The South African Revenue Service (SARS) recently launched an investigation into possible tax non-compliance in the religious sector.
In a statement SARS explained that, “Certain religious organisations and leaders are enriching themselves at the expense of tax compliance, and their altruistic purpose.”
“Some do not even disclose to SARS the amount of money they make per year and thus avoid paying tax,” the report read. “Most institutions are registered as NPOs, but their annual turnover is way beyond the NPO limit, and yet they do not declare this to SARS.”
According to SARS, religious institutions can apply for tax exemption from them, on condition they abide by the following criteria:
- Conducting activities in a non-profit manner with an altruistic or philanthropic intent;
- No such activity is intended to directly or indirectly promote economic self-interest of any person other than by way of reasonable remuneration paid for services rendered;
- Religious institutions are prohibited from directly or indirectly distributing funds to any person other than in performing their religious activity
Michael Swain, executive director for Freedom of Religion South Africa (FOR SA), commended the CRL Commission for exposing tbese illegal activities.
He maintained that these problems can be solved by further enforcing existing laws, rather than creating new laws.
“Freedom of religion cannot be used as an excuse or reason to disobey or evade the law of the land, including the tax laws,” said Swain.

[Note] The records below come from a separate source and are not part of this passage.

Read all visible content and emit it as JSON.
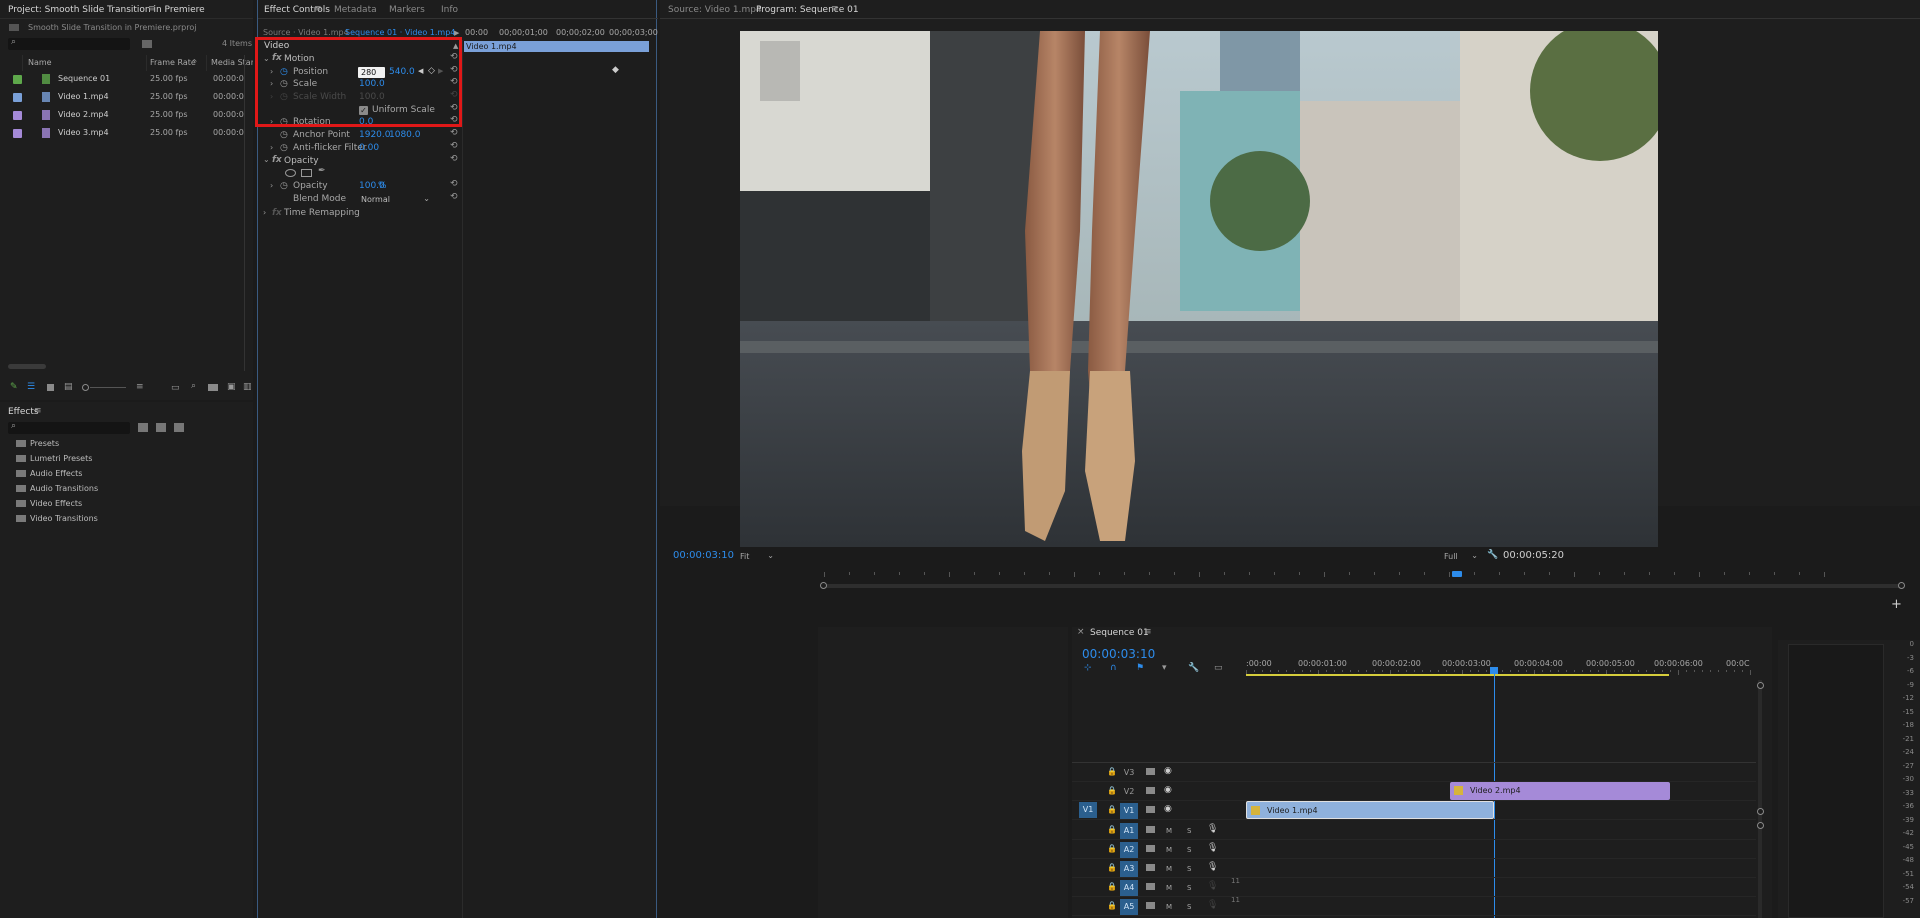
{
  "project": {
    "title": "Project: Smooth Slide Transition in Premiere",
    "file_name": "Smooth Slide Transition in Premiere.prproj",
    "items_count": "4 Items",
    "columns": {
      "name": "Name",
      "frame_rate": "Frame Rate",
      "media_start": "Media Star"
    },
    "items": [
      {
        "name": "Sequence 01",
        "fps": "25.00 fps",
        "start": "00:00:0",
        "color": "#5ea84b",
        "icon": "sequence-icon"
      },
      {
        "name": "Video 1.mp4",
        "fps": "25.00 fps",
        "start": "00:00:0",
        "color": "#7aa0d8",
        "icon": "video-file-icon"
      },
      {
        "name": "Video 2.mp4",
        "fps": "25.00 fps",
        "start": "00:00:0",
        "color": "#a58ad8",
        "icon": "video-file-icon"
      },
      {
        "name": "Video 3.mp4",
        "fps": "25.00 fps",
        "start": "00:00:0",
        "color": "#a58ad8",
        "icon": "video-file-icon"
      }
    ]
  },
  "effects_panel": {
    "title": "Effects",
    "items": [
      "Presets",
      "Lumetri Presets",
      "Audio Effects",
      "Audio Transitions",
      "Video Effects",
      "Video Transitions"
    ]
  },
  "effect_controls": {
    "tabs": [
      "Effect Controls",
      "Metadata",
      "Markers",
      "Info"
    ],
    "source_label": "Source · Video 1.mp4",
    "sequence_label": "Sequence 01 · Video 1.mp4",
    "clip_bar": "Video 1.mp4",
    "ruler": [
      "00:00",
      "00;00;01;00",
      "00;00;02;00",
      "00;00;03;00"
    ],
    "section_video": "Video",
    "motion": "Motion",
    "position_label": "Position",
    "position_x": "280",
    "position_y": "540.0",
    "scale_label": "Scale",
    "scale_value": "100.0",
    "scale_width_label": "Scale Width",
    "scale_width_value": "100.0",
    "uniform_scale": "Uniform Scale",
    "rotation_label": "Rotation",
    "rotation_value": "0.0",
    "anchor_label": "Anchor Point",
    "anchor_x": "1920.0",
    "anchor_y": "1080.0",
    "antiflicker_label": "Anti-flicker Filter",
    "antiflicker_value": "0.00",
    "opacity_section": "Opacity",
    "opacity_label": "Opacity",
    "opacity_value": "100.0",
    "opacity_unit": "%",
    "blend_label": "Blend Mode",
    "blend_value": "Normal",
    "time_remap": "Time Remapping",
    "highlight_color": "#e01818"
  },
  "source_monitor": {
    "tab": "Source: Video 1.mp4"
  },
  "program_monitor": {
    "tab": "Program: Sequence 01",
    "timecode": "00:00:03:10",
    "fit": "Fit",
    "quality": "Full",
    "duration": "00:00:05:20"
  },
  "timeline": {
    "title": "Sequence 01",
    "timecode": "00:00:03:10",
    "ruler": [
      ":00:00",
      "00:00:01:00",
      "00:00:02:00",
      "00:00:03:00",
      "00:00:04:00",
      "00:00:05:00",
      "00:00:06:00",
      "00:0C"
    ],
    "video_tracks": [
      "V3",
      "V2",
      "V1"
    ],
    "audio_tracks": [
      "A1",
      "A2",
      "A3",
      "A4",
      "A5"
    ],
    "source_patch_video": "V1",
    "track_m": "M",
    "track_s": "S",
    "clip_v1": "Video 1.mp4",
    "clip_v2": "Video 2.mp4",
    "clip_v1_color": "#8fb1dc",
    "clip_v2_color": "#a58ad8",
    "accent": "#2d8ceb"
  },
  "audio_meter": {
    "labels": [
      "0",
      "-3",
      "-6",
      "-9",
      "-12",
      "-15",
      "-18",
      "-21",
      "-24",
      "-27",
      "-30",
      "-33",
      "-36",
      "-39",
      "-42",
      "-45",
      "-48",
      "-51",
      "-54",
      "-57"
    ]
  }
}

“In principle, there should be no objection to SARS and other State agencies applying and enforcing existing law, and where there is resistance, that in itself may be a good reason for SARS to probe,” he stated.
Swain also pointed out that, while some religious institutions attempt to take advantage of tax exemptions, others may simply misunderstand the proper legislation.
In light of this, SARS intends to reach out to the faith community to raise awareness about the relevant tax obligations of religious institutions.